  • Student spending has increased by 40 percent since 2007 despite the global economic climate, with young travelers requesting more varied services.
  • The age demographic of people identifying themselves as youth travelers has broadened.
  • Young travelers are spending longer periods of time abroad; the number of trips more than 60 days has increased over the last five years.
  • Youth travel is not all about budget accommodation; there has been a significant rise in travelers identifying themselves as more up-scale ‘flashpackers,’ backpackers who travel with lap tops, smart phones and other high tech gear and who tend to have heftier budgets than traditional backpackers.

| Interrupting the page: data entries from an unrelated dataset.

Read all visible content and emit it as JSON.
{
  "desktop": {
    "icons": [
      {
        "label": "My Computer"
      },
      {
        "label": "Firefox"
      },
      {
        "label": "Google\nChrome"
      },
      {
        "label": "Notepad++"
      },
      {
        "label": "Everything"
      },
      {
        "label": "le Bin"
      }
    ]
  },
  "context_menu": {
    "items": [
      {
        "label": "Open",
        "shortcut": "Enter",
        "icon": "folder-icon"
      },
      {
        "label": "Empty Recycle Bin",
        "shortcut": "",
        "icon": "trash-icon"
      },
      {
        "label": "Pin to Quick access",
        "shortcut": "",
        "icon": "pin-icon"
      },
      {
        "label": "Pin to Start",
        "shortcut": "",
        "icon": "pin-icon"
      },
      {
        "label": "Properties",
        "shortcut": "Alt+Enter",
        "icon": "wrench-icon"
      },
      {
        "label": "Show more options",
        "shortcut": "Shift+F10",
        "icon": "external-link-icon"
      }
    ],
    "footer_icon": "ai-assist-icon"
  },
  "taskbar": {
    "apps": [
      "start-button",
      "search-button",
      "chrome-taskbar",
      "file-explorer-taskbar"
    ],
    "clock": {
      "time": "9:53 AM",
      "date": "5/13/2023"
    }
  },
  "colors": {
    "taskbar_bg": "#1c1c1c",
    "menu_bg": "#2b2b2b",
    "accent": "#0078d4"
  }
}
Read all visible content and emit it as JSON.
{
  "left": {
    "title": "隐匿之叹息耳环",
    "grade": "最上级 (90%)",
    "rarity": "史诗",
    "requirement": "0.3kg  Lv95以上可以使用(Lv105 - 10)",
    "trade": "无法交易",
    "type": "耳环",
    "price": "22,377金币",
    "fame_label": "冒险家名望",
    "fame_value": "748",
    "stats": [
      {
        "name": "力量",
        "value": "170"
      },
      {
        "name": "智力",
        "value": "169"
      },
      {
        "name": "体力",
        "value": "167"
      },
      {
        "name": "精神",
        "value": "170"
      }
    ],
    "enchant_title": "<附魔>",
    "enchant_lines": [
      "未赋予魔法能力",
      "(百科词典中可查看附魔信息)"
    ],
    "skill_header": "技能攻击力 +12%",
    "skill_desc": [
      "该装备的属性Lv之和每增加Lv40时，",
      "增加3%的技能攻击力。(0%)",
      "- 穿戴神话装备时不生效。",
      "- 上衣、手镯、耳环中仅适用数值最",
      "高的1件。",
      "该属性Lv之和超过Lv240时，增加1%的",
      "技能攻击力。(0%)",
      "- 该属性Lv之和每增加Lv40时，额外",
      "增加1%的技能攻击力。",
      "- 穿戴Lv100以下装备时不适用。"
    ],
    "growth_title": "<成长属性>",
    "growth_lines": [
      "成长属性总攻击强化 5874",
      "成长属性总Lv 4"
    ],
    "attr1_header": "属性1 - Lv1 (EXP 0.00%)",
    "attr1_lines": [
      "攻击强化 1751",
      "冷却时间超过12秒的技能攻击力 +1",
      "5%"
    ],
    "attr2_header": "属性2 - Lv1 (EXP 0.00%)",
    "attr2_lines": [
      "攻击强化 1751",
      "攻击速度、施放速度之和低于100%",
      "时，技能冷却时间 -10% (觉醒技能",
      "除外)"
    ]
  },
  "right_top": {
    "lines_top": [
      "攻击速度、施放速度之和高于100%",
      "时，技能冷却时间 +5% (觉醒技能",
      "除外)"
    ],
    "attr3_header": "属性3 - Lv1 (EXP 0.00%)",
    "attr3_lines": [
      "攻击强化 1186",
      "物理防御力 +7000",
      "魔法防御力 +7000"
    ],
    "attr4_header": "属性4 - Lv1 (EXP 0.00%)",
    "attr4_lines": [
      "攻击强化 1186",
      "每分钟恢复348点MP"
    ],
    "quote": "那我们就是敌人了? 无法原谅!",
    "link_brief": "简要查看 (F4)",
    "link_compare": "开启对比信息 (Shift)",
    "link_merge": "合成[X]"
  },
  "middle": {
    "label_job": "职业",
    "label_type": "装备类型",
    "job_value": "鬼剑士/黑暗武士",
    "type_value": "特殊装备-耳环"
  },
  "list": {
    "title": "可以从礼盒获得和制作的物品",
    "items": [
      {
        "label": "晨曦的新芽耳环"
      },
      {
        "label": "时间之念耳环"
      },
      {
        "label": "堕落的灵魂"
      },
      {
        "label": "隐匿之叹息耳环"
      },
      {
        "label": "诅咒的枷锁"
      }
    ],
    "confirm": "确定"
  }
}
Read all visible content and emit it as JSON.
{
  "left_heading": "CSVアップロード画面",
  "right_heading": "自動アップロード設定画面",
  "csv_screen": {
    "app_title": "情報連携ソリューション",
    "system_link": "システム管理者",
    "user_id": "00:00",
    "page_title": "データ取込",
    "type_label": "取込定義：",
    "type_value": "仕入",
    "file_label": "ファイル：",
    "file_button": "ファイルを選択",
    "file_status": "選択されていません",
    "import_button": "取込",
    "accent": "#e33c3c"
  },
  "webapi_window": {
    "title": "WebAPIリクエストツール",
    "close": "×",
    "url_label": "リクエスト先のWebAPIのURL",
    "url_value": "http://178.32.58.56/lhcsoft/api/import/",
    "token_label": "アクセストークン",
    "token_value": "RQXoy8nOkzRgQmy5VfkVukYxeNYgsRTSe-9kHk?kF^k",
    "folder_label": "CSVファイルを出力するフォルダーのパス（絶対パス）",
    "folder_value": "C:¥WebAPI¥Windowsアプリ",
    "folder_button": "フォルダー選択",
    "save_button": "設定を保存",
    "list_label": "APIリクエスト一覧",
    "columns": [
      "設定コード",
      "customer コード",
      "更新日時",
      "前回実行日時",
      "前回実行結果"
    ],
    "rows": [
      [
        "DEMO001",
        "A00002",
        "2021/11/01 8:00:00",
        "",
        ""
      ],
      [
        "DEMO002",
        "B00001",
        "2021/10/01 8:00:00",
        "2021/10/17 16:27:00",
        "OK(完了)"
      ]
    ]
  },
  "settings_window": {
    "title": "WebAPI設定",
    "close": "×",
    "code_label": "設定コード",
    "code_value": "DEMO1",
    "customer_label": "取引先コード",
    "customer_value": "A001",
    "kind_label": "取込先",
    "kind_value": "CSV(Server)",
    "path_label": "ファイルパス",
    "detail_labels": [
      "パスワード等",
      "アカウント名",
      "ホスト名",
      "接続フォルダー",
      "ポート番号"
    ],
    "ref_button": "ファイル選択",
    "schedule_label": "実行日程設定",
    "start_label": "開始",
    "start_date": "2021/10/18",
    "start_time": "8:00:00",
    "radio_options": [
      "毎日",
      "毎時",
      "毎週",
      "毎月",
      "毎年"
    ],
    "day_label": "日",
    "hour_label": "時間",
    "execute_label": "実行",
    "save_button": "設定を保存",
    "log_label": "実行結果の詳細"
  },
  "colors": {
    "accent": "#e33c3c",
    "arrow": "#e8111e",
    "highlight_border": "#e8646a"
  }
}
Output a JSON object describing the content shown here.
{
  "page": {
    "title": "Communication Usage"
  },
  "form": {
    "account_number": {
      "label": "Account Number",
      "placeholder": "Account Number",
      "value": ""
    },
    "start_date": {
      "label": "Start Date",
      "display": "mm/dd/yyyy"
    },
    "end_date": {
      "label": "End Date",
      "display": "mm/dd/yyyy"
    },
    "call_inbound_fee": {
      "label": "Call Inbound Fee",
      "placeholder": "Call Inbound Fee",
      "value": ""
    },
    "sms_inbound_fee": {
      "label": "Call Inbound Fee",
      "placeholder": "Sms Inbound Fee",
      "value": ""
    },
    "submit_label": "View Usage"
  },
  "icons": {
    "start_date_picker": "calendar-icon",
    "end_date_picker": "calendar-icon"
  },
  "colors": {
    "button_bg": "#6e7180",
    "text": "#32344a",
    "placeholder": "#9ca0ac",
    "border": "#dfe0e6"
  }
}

  • Hostels have overtaken hotels as the most popular form of accommodation; they are adapting to meet the demands of modern youth travelers and increasing the variety of services they offer.
  • The places that young people are traveling to are changing; they are spending less time in major gateway cities and are exploring more remote destinations than previously.
  • More young people are living abroad.
  • More young travelers now aim to ‘live like a local’ when they travel abroad by immersing themselves in local cultures.
  • Crime, identified as the main barrier to travel by survey respondents, has sharply increased from 14 percent in 2007 to 24 percent.

“The change in motivation behind traveling is one of the starkest shifts in trends the youth travel sector has seen in the last five years,” Mr. Chapman of WYSE said. “It’s fascinating to see from the research how people now see travel as an integral part of their future with such uncertainty surrounding jobs and with so much uncertainty in the economic climate.”